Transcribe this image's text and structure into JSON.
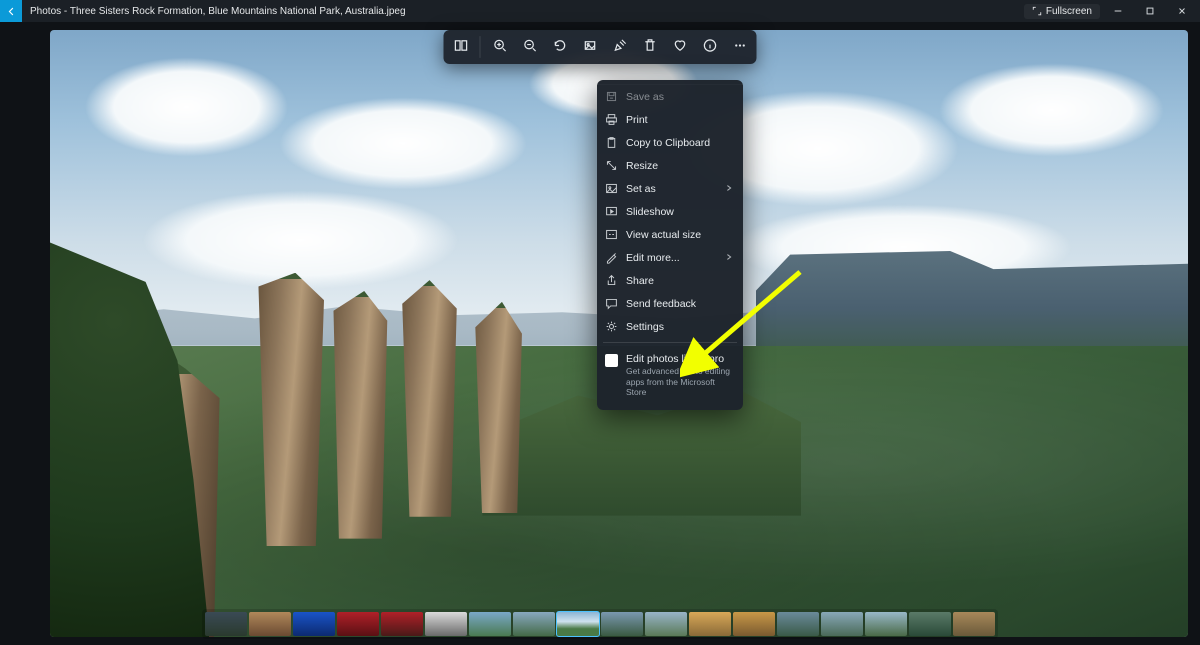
{
  "titlebar": {
    "app_and_file": "Photos - Three Sisters Rock Formation, Blue Mountains National Park, Australia.jpeg",
    "fullscreen_label": "Fullscreen"
  },
  "toolbar": {
    "buttons": [
      "compare",
      "zoom-in",
      "zoom-out",
      "rotate",
      "crop",
      "markup",
      "delete",
      "favorite",
      "info",
      "more"
    ]
  },
  "menu": {
    "items": [
      {
        "icon": "save-icon",
        "label": "Save as",
        "cutoff": true
      },
      {
        "icon": "print-icon",
        "label": "Print"
      },
      {
        "icon": "clipboard-icon",
        "label": "Copy to Clipboard"
      },
      {
        "icon": "resize-icon",
        "label": "Resize"
      },
      {
        "icon": "image-icon",
        "label": "Set as",
        "submenu": true
      },
      {
        "icon": "slideshow-icon",
        "label": "Slideshow"
      },
      {
        "icon": "actualsize-icon",
        "label": "View actual size"
      },
      {
        "icon": "editmore-icon",
        "label": "Edit more...",
        "submenu": true
      },
      {
        "icon": "share-icon",
        "label": "Share"
      },
      {
        "icon": "feedback-icon",
        "label": "Send feedback"
      },
      {
        "icon": "settings-icon",
        "label": "Settings"
      }
    ],
    "promo": {
      "title": "Edit photos like a pro",
      "subtitle": "Get advanced photo editing apps from the Microsoft Store"
    }
  },
  "filmstrip": {
    "count": 18,
    "selected_index": 8,
    "thumb_styles": [
      "linear-gradient(#3a4a55,#2a3a2e)",
      "linear-gradient(#b0885a,#6a4a32)",
      "linear-gradient(#1a54c8,#0c2a70)",
      "linear-gradient(#b02028,#5a1014)",
      "linear-gradient(#b02028,#4a1a18)",
      "linear-gradient(#dadada,#6a6a6a)",
      "linear-gradient(#7aa8c8,#4a7a52)",
      "linear-gradient(#88a8c0,#446a48)",
      "linear-gradient(#8cb4d4 0%,#cfe2ee 40%,#4a7a46 70%)",
      "linear-gradient(#7a98b0,#3a5a42)",
      "linear-gradient(#98b4c8,#5a7a58)",
      "linear-gradient(#d8a858,#8a6a38)",
      "linear-gradient(#c89848,#7a5a30)",
      "linear-gradient(#6a8a9a,#3a5a48)",
      "linear-gradient(#88a8b8,#4a6a58)",
      "linear-gradient(#98b8c8,#4a6a48)",
      "linear-gradient(#5a7a68,#2a4a38)",
      "linear-gradient(#a8885a,#6a5a3a)"
    ]
  }
}
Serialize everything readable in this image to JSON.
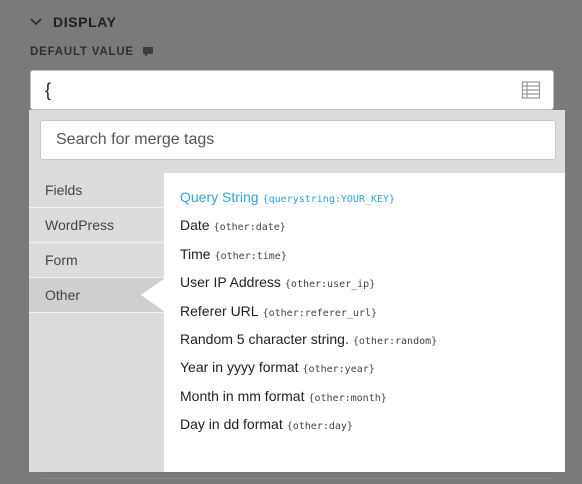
{
  "section": {
    "title": "DISPLAY"
  },
  "default_value": {
    "label": "DEFAULT VALUE",
    "value": "{"
  },
  "merge_tags": {
    "search_placeholder": "Search for merge tags",
    "categories": [
      {
        "label": "Fields"
      },
      {
        "label": "WordPress"
      },
      {
        "label": "Form"
      },
      {
        "label": "Other"
      }
    ],
    "active_category": "Other",
    "tags": [
      {
        "name": "Query String",
        "code": "{querystring:YOUR_KEY}"
      },
      {
        "name": "Date",
        "code": "{other:date}"
      },
      {
        "name": "Time",
        "code": "{other:time}"
      },
      {
        "name": "User IP Address",
        "code": "{other:user_ip}"
      },
      {
        "name": "Referer URL",
        "code": "{other:referer_url}"
      },
      {
        "name": "Random 5 character string.",
        "code": "{other:random}"
      },
      {
        "name": "Year in yyyy format",
        "code": "{other:year}"
      },
      {
        "name": "Month in mm format",
        "code": "{other:month}"
      },
      {
        "name": "Day in dd format",
        "code": "{other:day}"
      }
    ]
  },
  "colors": {
    "backdrop": "#7a7a7c",
    "highlight": "#2fa4d9",
    "panel": "#dcdcdc"
  },
  "icons": {
    "collapse": "chevron-down-icon",
    "help": "speech-bubble-icon",
    "merge_tags": "list-icon"
  }
}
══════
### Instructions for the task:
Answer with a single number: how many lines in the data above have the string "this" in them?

### Written solution:
2